#### [WHAT YOU NEED TO DO]
Wherever the string "this" appears in a line of the listing below, report that line.

#### [TASK INPUT]
──────
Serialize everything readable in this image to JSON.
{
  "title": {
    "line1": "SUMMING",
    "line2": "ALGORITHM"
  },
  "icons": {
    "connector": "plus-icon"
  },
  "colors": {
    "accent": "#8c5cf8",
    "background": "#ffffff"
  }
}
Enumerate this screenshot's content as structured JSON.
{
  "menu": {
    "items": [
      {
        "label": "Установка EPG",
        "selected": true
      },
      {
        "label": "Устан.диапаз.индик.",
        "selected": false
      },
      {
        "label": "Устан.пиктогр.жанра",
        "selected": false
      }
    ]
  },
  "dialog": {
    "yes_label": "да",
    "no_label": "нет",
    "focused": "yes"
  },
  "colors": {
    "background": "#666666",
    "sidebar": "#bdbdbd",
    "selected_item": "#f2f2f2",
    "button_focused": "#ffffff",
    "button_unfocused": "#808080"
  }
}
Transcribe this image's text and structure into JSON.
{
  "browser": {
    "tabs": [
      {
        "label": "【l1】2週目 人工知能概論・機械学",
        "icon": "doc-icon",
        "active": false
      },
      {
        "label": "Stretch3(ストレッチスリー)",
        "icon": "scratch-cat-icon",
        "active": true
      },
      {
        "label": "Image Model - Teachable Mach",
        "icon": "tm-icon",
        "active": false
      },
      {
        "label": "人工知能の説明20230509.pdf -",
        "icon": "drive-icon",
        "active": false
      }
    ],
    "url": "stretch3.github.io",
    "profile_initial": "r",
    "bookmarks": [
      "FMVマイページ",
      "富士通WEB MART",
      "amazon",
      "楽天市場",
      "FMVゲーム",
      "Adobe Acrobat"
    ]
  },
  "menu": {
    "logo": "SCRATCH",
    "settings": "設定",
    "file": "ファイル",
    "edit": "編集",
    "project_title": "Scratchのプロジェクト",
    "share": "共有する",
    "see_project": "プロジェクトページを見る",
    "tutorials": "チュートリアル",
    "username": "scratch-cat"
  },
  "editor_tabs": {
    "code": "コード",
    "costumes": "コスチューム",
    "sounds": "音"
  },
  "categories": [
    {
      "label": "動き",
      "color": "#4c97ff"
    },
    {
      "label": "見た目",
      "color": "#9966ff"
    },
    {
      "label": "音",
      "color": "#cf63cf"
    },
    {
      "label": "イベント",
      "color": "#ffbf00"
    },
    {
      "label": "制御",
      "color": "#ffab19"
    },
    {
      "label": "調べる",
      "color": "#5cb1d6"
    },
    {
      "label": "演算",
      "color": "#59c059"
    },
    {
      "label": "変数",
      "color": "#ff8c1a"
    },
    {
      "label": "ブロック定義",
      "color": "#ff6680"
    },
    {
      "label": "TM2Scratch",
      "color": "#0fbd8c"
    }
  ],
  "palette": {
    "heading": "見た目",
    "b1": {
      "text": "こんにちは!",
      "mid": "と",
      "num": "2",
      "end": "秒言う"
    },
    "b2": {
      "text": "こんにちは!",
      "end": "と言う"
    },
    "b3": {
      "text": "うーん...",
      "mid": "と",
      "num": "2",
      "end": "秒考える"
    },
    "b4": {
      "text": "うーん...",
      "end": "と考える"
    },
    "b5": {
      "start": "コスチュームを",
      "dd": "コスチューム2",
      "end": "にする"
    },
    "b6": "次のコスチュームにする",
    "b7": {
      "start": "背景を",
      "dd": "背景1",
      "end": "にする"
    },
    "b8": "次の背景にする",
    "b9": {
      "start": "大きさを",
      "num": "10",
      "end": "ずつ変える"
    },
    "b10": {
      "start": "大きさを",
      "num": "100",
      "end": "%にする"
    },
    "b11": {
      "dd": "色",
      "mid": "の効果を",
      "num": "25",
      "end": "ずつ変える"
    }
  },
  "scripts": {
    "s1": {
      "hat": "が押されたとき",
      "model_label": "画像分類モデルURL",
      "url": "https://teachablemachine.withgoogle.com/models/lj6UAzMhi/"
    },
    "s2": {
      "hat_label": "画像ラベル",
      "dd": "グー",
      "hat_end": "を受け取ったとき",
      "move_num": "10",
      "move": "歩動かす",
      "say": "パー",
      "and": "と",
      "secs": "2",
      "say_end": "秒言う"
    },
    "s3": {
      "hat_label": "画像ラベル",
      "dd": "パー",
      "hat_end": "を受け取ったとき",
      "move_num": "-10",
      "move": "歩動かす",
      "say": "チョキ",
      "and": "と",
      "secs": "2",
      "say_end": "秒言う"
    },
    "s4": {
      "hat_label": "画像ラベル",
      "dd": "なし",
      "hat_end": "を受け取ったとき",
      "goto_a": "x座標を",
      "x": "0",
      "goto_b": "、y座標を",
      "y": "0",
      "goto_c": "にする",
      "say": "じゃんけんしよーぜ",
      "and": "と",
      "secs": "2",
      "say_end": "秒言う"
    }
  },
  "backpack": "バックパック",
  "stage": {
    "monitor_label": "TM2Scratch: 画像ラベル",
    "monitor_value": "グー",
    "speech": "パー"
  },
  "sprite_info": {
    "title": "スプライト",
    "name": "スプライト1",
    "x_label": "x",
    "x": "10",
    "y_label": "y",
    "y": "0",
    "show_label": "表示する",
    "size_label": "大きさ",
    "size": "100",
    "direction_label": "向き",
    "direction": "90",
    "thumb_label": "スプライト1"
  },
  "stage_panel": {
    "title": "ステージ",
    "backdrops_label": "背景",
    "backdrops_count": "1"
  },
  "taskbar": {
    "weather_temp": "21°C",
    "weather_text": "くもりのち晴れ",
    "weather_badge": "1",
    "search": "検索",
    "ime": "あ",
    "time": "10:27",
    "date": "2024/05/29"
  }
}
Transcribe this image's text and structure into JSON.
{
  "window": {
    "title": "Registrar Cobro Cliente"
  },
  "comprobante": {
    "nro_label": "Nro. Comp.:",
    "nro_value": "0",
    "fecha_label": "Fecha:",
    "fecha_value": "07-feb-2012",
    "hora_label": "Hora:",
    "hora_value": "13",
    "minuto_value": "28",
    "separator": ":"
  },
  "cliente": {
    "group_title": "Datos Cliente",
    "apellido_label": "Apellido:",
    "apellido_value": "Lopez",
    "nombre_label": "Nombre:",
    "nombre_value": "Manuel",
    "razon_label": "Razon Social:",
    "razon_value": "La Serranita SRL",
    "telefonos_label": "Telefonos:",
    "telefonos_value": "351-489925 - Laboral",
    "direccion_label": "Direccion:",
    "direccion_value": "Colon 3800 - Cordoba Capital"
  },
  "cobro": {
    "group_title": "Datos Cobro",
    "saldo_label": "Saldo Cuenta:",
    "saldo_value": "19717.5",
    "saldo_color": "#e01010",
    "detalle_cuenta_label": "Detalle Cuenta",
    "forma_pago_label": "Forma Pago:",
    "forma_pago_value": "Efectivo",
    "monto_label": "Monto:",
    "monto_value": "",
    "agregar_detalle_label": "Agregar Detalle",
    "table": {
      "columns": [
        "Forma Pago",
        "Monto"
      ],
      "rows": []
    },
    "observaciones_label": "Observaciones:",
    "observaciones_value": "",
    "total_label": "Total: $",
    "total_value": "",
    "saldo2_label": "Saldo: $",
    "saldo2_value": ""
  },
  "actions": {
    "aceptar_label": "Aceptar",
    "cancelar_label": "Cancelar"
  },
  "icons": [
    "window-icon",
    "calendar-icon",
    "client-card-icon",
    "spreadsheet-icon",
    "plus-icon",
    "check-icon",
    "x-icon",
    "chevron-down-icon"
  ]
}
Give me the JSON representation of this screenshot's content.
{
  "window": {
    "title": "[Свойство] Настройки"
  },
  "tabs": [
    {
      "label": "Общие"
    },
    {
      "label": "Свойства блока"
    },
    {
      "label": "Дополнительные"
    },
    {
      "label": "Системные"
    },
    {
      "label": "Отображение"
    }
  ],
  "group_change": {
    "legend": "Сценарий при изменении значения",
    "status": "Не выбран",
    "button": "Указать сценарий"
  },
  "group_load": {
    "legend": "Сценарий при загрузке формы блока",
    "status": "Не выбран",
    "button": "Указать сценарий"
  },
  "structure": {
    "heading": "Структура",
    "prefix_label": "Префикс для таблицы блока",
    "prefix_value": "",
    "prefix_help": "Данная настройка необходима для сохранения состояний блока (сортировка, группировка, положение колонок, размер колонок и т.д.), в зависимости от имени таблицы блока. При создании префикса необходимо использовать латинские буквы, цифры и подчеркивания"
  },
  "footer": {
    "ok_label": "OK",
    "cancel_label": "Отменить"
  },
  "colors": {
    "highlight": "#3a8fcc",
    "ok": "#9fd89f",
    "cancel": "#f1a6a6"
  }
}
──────
#### [SOLUTION TO THE EXERCISE]
Serialize everything readable in this image to JSON.
Enumerate this screenshot's content as structured JSON.
Transcribe this image's text and structure into JSON.
Transcribe this image's text and structure into JSON.
Give me the JSON representation of this screenshot's content.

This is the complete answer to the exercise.